You'll find plenty of small variations in pushup technique, even among experts, so one person's standard pushup can be a bit different than another exerciser's. According to the American Council on Exercise, you begin a standard pushup from a plank-type position with your body straight from the top of your head to the bottom of your heels. No matter which type of pushup you perform - a standard pushup or one of the military styles - you must maintain this alignment throughout the exercise. Balance on your palms and toes with your arms straight, your hands below your shoulders and your feet close together. Begin the exercise by flexing your elbows and lowering your torso, under control. Stop when either your chin or chest brushes the floor and then push yourself up to the starting position.
Try Army-Style Pushups
You can assume the starting position in any way you choose when you perform standard pushups. If you take an Army fitness test, however, you assume the starting position when the instructor says, вЂњget set.вЂќ When you take that position you may spread your feet a bit wider than in a standard pushup, but under Army rules your feet may not be more than 12 inches apart. You also have the option of setting your fists on the floor, rather than your palms. Instead of stopping your descent when you touch the floor, you may stop when your upper arms are parallel with the floor.
Consider the Navy's Version of a Pushup
If you do a Navy fitness test, you'll assume a preliminary position flat on the floor with your thumbs below your shoulders - so your hands are a bit wider than in a standard pushup. You then rise to the starting position, in which your heels must touch each other, which is another small difference between Navy and standard pushups. Lower yourself until your elbows form angles of less than 90 degrees. Unlike standard pushups, you may not touch the floor with any body part, other than your hands and toes, during the exercise.
Include Air Force Pushups
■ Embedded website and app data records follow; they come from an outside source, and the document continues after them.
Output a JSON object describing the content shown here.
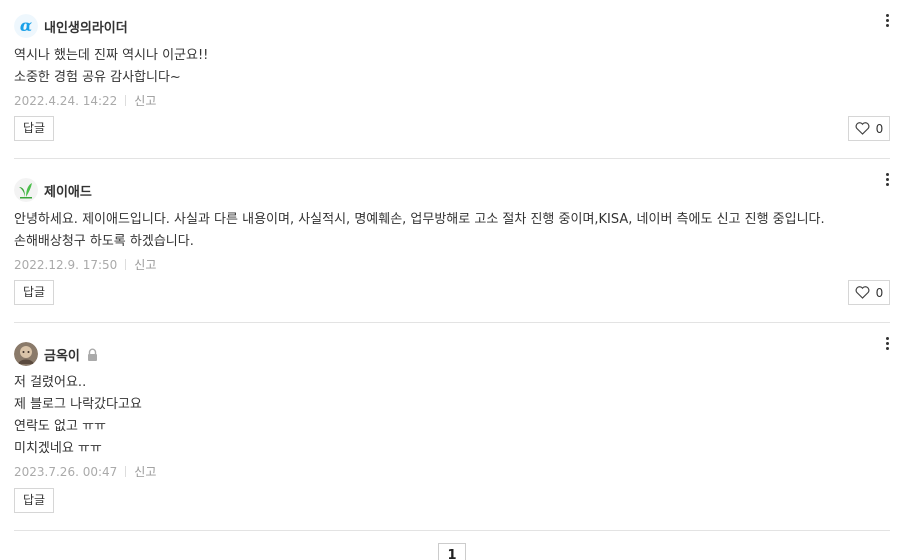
{
  "comments": [
    {
      "nickname": "내인생의라이더",
      "lines": [
        "역시나 했는데 진짜 역시나 이군요!!",
        "소중한 경험 공유 감사합니다~"
      ],
      "date": "2022.4.24. 14:22",
      "report": "신고",
      "reply": "답글",
      "likes": "0",
      "avatar_icon": "alpha-icon"
    },
    {
      "nickname": "제이애드",
      "lines": [
        "안녕하세요. 제이애드입니다. 사실과 다른 내용이며, 사실적시, 명예훼손, 업무방해로 고소 절차 진행 중이며,KISA, 네이버 측에도 신고 진행 중입니다.",
        "손해배상청구 하도록 하겠습니다."
      ],
      "date": "2022.12.9. 17:50",
      "report": "신고",
      "reply": "답글",
      "likes": "0",
      "avatar_icon": "sprout-icon"
    },
    {
      "nickname": "금옥이",
      "lines": [
        "저 걸렸어요..",
        "제 블로그 나락갔다고요",
        "연락도 없고 ㅠㅠ",
        "미치겠네요 ㅠㅠ"
      ],
      "date": "2023.7.26. 00:47",
      "report": "신고",
      "reply": "답글",
      "avatar_icon": "user-photo",
      "locked_icon": "lock-icon"
    }
  ],
  "pagination": {
    "current": "1"
  },
  "colors": {
    "accent_blue": "#1aa0e8",
    "green": "#3aa63a"
  }
}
The differences between standard and Air Force pushups have several similarities to those of Army and Navy pushups. To pass the Air Force fitness test you must spread your hands a bit wider than shoulder-width apart, similar to Navy pushups. Like the Army test, your feet may be spread 12 inches apart. Lower your torso until your upper arms are at least parallel to the floor, with the elbows bent at 90 degrees or less; you don't have to touch the floor with your chest or chin.